*** Exercise inputs Section Begins ***

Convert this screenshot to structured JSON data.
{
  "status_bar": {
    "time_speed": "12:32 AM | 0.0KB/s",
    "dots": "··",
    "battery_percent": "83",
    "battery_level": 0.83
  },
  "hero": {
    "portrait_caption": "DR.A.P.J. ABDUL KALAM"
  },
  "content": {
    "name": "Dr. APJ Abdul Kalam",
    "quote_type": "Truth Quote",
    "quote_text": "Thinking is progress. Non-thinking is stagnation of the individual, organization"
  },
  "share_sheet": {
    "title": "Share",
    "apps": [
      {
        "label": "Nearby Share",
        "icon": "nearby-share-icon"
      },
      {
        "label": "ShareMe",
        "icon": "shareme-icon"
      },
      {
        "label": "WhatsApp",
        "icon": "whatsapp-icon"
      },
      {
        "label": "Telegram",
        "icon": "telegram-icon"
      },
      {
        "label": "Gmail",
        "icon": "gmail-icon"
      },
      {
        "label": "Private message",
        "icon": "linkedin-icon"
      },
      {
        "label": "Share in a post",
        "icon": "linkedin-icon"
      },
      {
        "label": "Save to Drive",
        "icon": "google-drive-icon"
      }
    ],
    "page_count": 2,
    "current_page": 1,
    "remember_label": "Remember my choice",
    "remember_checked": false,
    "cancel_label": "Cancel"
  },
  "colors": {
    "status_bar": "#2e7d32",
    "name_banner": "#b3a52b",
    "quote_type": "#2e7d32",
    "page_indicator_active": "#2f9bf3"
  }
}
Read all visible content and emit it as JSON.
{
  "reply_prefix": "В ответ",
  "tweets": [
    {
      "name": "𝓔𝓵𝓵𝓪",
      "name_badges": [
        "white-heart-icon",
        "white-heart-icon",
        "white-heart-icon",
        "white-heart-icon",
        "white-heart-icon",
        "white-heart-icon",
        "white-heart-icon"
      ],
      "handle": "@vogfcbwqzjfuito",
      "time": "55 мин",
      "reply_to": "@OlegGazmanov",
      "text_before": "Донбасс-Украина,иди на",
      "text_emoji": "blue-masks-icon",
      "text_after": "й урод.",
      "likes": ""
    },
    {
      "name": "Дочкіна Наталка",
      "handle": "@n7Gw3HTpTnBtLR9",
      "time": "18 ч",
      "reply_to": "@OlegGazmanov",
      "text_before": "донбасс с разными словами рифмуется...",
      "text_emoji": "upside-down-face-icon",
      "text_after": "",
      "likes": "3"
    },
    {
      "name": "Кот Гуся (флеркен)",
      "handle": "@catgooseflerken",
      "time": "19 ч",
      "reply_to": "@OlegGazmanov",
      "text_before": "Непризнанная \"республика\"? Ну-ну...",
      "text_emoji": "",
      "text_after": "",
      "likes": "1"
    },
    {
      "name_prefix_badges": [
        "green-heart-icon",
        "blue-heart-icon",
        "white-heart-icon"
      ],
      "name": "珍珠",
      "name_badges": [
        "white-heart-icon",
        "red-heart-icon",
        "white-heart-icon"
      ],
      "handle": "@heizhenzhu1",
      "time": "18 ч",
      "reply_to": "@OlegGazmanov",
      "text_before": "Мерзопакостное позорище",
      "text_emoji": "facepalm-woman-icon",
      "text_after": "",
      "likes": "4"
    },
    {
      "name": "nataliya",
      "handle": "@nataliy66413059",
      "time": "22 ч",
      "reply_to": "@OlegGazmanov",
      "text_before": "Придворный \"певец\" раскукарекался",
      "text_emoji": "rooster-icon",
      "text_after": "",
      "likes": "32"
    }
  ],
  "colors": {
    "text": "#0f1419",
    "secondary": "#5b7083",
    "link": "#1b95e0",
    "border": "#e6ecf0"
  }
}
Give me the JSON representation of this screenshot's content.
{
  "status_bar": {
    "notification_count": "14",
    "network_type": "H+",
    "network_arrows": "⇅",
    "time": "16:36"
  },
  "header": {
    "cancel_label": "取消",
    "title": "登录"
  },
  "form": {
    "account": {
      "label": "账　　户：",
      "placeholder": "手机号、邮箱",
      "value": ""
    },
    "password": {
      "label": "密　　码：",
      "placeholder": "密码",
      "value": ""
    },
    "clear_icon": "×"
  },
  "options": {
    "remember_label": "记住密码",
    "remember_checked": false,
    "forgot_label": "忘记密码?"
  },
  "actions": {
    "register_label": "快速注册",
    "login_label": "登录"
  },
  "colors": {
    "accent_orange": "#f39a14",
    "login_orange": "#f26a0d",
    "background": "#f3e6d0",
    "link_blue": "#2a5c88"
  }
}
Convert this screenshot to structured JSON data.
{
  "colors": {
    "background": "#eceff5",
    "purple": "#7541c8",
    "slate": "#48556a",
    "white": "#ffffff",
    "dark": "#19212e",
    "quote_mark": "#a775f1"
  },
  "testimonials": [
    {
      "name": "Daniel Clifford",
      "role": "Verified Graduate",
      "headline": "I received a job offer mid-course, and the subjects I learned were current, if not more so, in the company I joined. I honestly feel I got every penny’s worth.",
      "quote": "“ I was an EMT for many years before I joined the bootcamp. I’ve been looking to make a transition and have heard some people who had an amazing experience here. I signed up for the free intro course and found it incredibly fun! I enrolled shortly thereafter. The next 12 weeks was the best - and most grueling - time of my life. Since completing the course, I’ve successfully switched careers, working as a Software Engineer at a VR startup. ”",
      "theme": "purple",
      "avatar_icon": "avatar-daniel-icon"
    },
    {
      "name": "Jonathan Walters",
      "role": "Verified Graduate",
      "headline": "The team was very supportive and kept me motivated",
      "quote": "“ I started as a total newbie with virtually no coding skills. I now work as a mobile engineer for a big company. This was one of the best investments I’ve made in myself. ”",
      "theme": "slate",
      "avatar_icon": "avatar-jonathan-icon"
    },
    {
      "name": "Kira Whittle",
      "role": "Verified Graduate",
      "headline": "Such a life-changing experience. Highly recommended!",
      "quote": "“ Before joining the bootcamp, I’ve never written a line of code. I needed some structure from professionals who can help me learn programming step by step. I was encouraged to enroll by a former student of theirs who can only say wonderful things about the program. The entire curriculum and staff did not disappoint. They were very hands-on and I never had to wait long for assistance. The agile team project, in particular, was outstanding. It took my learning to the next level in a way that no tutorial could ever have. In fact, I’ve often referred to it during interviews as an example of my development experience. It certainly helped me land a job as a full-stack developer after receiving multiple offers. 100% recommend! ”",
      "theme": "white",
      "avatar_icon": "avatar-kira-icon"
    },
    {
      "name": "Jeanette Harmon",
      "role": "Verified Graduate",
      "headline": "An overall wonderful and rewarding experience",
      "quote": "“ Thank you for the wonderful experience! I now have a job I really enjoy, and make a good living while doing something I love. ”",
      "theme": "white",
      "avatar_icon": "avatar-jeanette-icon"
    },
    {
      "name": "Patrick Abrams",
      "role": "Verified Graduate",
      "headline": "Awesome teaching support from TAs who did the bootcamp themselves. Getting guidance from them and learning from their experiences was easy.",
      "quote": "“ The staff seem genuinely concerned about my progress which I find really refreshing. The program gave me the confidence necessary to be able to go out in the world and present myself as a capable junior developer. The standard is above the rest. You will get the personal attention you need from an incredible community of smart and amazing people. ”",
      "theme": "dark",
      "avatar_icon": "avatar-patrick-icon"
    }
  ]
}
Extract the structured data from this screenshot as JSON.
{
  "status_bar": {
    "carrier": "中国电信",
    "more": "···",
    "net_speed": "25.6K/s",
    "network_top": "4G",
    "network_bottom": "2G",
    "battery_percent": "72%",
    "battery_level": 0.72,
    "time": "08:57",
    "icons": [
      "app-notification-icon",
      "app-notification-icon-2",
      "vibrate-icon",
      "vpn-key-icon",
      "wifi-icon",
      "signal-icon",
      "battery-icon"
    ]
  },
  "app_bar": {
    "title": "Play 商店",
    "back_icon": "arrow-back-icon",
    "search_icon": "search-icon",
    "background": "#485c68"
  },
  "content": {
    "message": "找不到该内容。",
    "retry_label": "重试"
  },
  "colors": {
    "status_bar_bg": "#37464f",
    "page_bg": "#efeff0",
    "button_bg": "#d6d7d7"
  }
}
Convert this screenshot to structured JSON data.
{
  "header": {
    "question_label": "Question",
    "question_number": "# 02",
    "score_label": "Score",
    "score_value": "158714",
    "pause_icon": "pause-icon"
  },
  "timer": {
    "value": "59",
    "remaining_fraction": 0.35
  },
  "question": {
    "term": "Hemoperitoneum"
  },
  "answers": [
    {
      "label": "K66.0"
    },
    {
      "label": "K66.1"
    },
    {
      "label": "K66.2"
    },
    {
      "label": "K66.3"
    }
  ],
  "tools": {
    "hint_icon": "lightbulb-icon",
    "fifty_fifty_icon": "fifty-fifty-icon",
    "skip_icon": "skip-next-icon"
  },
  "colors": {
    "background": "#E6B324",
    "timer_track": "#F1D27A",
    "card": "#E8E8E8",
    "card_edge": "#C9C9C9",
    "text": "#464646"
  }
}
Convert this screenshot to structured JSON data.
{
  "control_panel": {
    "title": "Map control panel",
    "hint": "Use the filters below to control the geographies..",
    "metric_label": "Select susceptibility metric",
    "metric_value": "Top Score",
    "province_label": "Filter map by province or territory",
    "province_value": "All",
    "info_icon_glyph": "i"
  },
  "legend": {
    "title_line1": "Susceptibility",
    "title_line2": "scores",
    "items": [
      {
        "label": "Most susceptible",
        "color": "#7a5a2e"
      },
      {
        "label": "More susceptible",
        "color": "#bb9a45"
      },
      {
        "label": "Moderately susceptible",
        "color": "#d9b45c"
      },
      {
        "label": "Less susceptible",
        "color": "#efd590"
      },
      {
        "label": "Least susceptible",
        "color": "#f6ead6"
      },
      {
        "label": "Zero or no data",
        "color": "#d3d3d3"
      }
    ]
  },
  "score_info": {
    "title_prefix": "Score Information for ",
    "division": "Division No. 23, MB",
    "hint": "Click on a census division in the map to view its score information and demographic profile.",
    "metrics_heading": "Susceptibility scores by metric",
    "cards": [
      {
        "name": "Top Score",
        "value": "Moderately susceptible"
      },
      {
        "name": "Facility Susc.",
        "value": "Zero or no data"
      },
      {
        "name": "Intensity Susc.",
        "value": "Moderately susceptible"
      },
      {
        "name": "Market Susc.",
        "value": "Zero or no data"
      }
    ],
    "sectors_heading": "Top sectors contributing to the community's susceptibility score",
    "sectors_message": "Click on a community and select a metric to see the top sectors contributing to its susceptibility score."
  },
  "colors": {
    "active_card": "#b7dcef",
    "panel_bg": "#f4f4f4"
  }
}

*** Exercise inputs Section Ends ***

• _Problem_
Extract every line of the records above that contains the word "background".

• _Expected output_
    "background": "#f3e6d0",
    "background": "#eceff5",
    "background": "#485c68"
    "background": "#E6B324",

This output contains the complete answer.